For computer scientists interested in this area like myself, cultural heritage is a stimulating application to conduct use-inspired basic research that has an important practical utility while not losing sight of advancing scientific understanding.

Do you think scholars in the humanities are taking full advantage of the latest computing technologies? What kind of computer training will humanities professionals need in the near future?

I think that humanities professionals need to continuously develop digital skills and improve their understanding of how computing technologies can support their research activities. As such, interdisciplinary research is a really important mechanism to cross-fertilize both disciplines and continue to develop computing technologies that can be applied to a variety of research questions in the humanities domain. Through these types of collaborations, scholars in humanities are starting to take full advantage of the latest technologies that are still being developed in the labs.

In the future, humanities professionals will have a wider range of digital skills, including imaging, documentation and visualization techniques, which will enable them to conduct their research using digital workflows.

What are some of the most exciting recent developments in the use of information and communication technologies in support of cultural heritage?

I think that the most exciting developments in information and communication technologies in support of cultural heritage focus on easing the task of recording, identifying, preserving and engaging people with cultural heritage. For example, novel image-based geometry reconstruction technologies are being developed to speed the generation of 3D representations by using collections of photos. This is an interesting development, as people increasingly make accessible photo collections that record the spaces in which they live and through which they move. In the future, heritage professionals will be able to automatically produce up-to-date digital representations of heritage assets in an easier and more effective manner using these technologies.

Machine learning technologies are also being developed to support the identification, classification and reconnection among museum artifacts, sites and landscapes from cultures across the world. Moreover, museum and gallery visitors as well as tourists will benefit from novel interactive technologies, including VR/AR and mixed reality, which will enable them to engage and connect with cultural heritage in more meaningful ways.

Finally, 3D printing and other novel digital fabrication technologies will enable creative industries to take advantage of heritage content for creative purposes. This will demonstrate the value of cultural heritage to a wider variety of sectors.

You were recently the Principal Investigator for a project of the UK’s Engineering and Physical Sciences Research Council, aimed at developing automatic semantic analysis of 3D content in digital repositories. How did this project benefit humanities research?
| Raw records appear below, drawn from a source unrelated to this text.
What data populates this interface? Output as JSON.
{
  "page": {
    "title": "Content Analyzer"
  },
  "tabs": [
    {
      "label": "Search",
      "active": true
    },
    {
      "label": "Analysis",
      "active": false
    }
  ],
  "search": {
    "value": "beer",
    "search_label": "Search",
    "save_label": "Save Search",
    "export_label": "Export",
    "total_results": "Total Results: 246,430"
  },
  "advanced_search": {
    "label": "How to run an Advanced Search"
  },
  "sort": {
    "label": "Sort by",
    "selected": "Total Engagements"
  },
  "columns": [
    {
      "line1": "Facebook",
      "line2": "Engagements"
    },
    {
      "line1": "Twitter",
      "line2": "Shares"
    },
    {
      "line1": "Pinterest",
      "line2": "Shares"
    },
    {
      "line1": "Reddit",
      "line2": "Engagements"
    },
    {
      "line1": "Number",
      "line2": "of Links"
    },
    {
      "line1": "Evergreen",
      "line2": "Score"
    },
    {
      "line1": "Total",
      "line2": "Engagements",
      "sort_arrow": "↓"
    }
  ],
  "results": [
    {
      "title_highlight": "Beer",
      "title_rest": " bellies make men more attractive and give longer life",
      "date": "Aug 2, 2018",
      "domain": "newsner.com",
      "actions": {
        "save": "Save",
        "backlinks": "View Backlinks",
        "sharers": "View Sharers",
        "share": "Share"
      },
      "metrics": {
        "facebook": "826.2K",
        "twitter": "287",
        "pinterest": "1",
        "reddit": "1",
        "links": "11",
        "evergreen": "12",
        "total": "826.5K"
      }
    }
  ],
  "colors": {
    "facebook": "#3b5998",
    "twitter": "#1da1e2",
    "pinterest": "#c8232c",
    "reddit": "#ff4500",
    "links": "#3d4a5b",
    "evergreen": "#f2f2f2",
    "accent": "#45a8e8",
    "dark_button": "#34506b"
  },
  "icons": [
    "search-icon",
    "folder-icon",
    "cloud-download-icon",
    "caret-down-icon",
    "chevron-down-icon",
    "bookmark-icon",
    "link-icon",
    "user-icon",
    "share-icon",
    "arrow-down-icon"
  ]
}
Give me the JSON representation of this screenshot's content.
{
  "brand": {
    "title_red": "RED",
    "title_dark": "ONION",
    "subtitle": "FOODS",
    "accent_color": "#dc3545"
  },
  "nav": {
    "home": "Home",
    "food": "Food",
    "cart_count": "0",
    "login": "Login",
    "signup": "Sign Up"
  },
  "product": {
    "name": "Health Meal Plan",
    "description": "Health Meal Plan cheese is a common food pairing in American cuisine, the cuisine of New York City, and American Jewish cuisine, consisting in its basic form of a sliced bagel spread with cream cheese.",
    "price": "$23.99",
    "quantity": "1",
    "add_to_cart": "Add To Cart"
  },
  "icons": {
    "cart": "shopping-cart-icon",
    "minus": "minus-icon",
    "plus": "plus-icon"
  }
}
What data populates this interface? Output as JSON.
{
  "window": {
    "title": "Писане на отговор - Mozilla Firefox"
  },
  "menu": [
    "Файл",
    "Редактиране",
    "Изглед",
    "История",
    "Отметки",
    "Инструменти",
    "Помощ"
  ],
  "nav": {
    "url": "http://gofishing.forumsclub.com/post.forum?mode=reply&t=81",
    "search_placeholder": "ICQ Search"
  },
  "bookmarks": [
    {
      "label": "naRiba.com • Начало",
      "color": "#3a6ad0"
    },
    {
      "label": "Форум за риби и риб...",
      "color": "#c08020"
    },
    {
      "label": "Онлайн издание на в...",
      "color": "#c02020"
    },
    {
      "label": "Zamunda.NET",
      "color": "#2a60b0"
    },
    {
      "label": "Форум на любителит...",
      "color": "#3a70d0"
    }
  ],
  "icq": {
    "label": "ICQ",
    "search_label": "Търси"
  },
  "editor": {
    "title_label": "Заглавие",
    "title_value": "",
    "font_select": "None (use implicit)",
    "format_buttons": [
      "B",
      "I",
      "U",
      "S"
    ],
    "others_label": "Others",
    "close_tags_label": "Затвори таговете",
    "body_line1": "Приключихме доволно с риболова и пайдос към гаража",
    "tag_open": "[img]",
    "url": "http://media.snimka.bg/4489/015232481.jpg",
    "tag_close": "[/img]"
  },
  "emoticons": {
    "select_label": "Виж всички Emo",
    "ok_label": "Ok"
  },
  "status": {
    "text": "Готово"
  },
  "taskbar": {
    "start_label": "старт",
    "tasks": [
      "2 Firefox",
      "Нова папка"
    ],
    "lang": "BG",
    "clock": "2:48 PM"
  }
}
The project focused on the development and application of technologies for the semantic understanding and access of 3D representations of material cultural heritage in digital repositories. The project engaged with a local partner in the UK that made available an architectural ornamental molding collection with designs from the 19th century Regency period in the UK.

The project benefited humanities research with the development of novel computational techniques to support the organization and discoverability of 3D content, taking advantage of the fact that heritage artifacts have been created throughout the centuries with distinctive design styles. Hence, we develop and shape retrieval methods to improve the automatic classification of the artifact’s semantic information based on its 3D shape. The project also produced a database of 3D architectural molding shapes, which are of interest to art historians and architects.

Finally, the project also conducted research on the creative reuse of 3D architectural molding shapes. This included the use of 3D printing technologies to support the conservation of historic buildings as well as to produce interactive applications for public dissemination.

Karina Rodriguez is a Senior Lecturer at the University of Brighton (UK). Her research interests include the digitization, information management and visualization of heritage collections including artifacts and sites, semantic technologies, digital fabrication, and the practical aspects of deployment in the heritage sector. She serves in various international committees in these areas. Karina is Information Director and Associate Editor of the ACM Journal on Computing and Cultural Heritage (JOCCH) which publishes papers in all areas relating to the use of information and communication technologies (ICT) in support of cultural heritage.